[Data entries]
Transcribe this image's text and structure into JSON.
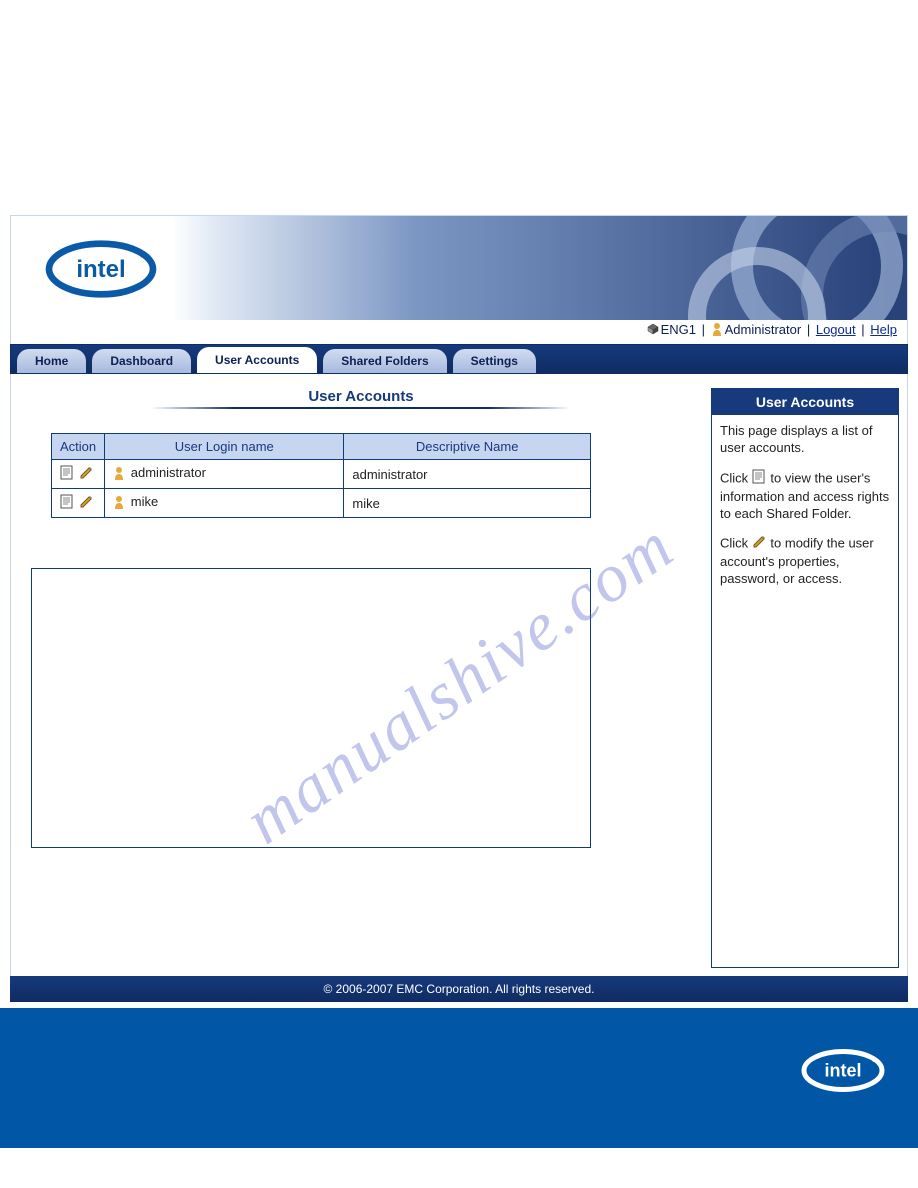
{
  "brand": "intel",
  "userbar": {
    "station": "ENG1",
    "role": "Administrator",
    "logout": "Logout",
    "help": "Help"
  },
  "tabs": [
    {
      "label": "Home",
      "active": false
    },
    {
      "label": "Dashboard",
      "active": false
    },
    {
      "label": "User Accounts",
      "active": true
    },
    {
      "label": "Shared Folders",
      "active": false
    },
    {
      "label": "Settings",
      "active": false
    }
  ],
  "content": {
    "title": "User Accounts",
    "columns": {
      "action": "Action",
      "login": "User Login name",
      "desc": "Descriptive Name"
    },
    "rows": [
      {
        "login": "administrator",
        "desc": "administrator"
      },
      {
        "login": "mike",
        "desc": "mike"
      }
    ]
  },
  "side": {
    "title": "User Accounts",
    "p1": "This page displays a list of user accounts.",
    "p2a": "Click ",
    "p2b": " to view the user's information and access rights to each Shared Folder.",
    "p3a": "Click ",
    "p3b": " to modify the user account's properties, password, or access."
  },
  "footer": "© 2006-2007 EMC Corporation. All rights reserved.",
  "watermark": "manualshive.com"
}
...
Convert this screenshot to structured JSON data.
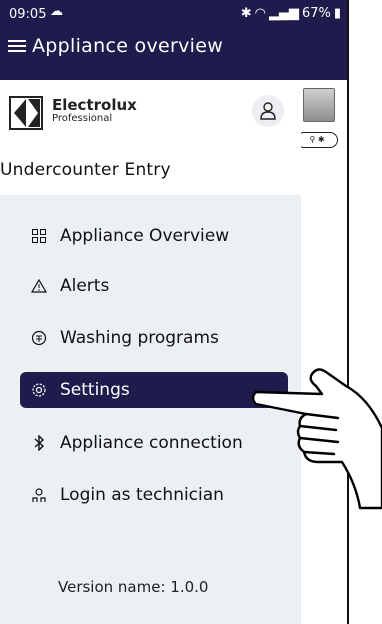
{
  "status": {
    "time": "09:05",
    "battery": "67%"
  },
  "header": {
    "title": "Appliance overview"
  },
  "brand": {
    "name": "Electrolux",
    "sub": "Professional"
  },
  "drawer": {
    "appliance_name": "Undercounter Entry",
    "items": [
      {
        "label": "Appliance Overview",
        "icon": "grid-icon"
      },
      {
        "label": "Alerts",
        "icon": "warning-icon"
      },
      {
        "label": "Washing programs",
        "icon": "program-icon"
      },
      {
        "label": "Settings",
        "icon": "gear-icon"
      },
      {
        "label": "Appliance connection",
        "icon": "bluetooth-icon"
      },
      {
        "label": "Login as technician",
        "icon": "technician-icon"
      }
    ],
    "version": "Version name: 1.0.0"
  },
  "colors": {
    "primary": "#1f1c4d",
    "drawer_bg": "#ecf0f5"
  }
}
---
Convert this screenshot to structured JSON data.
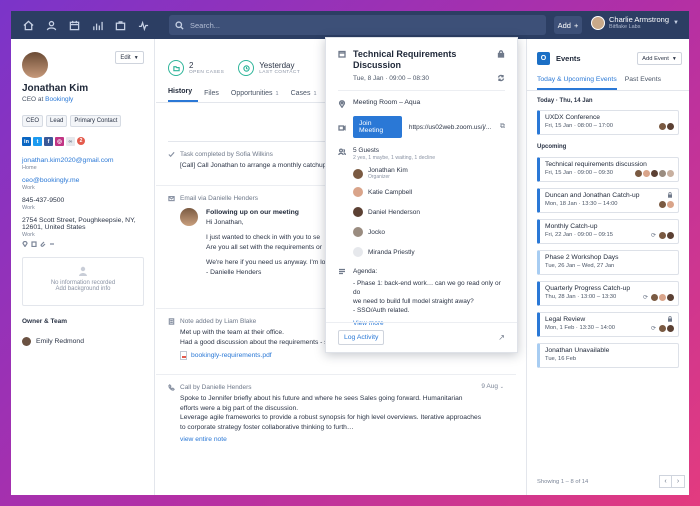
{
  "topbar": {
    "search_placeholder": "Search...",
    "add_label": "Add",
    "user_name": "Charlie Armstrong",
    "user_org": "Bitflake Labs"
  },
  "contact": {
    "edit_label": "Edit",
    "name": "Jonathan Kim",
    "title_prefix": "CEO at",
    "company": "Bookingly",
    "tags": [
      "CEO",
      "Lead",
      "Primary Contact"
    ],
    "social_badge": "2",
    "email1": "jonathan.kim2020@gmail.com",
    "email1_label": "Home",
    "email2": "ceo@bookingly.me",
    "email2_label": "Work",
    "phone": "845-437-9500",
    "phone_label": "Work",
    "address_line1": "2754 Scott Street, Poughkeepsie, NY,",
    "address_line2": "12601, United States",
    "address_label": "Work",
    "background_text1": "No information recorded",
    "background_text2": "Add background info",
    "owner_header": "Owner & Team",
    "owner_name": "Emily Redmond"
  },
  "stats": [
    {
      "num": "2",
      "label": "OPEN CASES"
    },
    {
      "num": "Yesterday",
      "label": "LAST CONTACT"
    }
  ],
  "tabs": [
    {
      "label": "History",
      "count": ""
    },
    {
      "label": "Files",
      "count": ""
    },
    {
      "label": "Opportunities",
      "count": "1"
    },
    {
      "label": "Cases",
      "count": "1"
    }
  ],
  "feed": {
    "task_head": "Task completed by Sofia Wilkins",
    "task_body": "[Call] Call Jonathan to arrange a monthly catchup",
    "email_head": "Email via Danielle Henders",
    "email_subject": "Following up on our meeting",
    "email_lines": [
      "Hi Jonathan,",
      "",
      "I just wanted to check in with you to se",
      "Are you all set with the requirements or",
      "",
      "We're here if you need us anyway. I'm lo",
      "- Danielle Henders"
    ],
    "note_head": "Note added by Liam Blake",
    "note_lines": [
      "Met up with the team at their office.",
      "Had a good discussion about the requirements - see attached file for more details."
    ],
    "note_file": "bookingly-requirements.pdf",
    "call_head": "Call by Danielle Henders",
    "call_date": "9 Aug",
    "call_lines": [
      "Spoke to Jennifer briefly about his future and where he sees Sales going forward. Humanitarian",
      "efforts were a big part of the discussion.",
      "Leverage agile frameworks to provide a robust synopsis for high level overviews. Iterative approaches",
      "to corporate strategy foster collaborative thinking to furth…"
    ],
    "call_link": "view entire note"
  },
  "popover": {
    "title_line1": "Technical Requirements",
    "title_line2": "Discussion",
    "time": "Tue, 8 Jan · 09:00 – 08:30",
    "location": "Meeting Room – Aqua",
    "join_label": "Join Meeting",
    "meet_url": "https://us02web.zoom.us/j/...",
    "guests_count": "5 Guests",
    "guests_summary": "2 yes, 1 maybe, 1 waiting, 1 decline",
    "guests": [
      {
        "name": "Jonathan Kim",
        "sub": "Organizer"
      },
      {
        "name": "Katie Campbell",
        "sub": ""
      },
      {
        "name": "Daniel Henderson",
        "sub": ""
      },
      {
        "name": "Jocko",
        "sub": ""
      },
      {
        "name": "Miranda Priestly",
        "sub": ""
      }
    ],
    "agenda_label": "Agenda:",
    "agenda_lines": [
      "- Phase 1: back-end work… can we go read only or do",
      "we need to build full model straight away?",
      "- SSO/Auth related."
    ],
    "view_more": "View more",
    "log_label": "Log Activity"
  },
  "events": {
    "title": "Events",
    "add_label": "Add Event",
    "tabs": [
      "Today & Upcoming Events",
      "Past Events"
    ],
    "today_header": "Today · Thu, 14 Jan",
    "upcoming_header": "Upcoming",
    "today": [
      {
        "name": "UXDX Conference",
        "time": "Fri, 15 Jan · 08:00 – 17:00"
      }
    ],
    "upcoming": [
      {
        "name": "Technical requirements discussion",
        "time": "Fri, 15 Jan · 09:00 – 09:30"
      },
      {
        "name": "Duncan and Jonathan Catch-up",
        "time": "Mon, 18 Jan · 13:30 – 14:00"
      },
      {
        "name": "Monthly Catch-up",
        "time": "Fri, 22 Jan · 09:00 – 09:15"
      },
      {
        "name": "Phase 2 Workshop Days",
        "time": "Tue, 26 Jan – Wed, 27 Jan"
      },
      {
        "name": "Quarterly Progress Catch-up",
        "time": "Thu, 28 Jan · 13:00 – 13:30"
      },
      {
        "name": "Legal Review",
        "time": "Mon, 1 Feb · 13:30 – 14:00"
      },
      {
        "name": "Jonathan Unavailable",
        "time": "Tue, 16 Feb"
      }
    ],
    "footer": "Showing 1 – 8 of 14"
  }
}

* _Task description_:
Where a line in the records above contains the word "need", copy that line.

* _Answer to the exercise_:
      "We're here if you need us anyway. I'm lo",
      "we need to build full model straight away?",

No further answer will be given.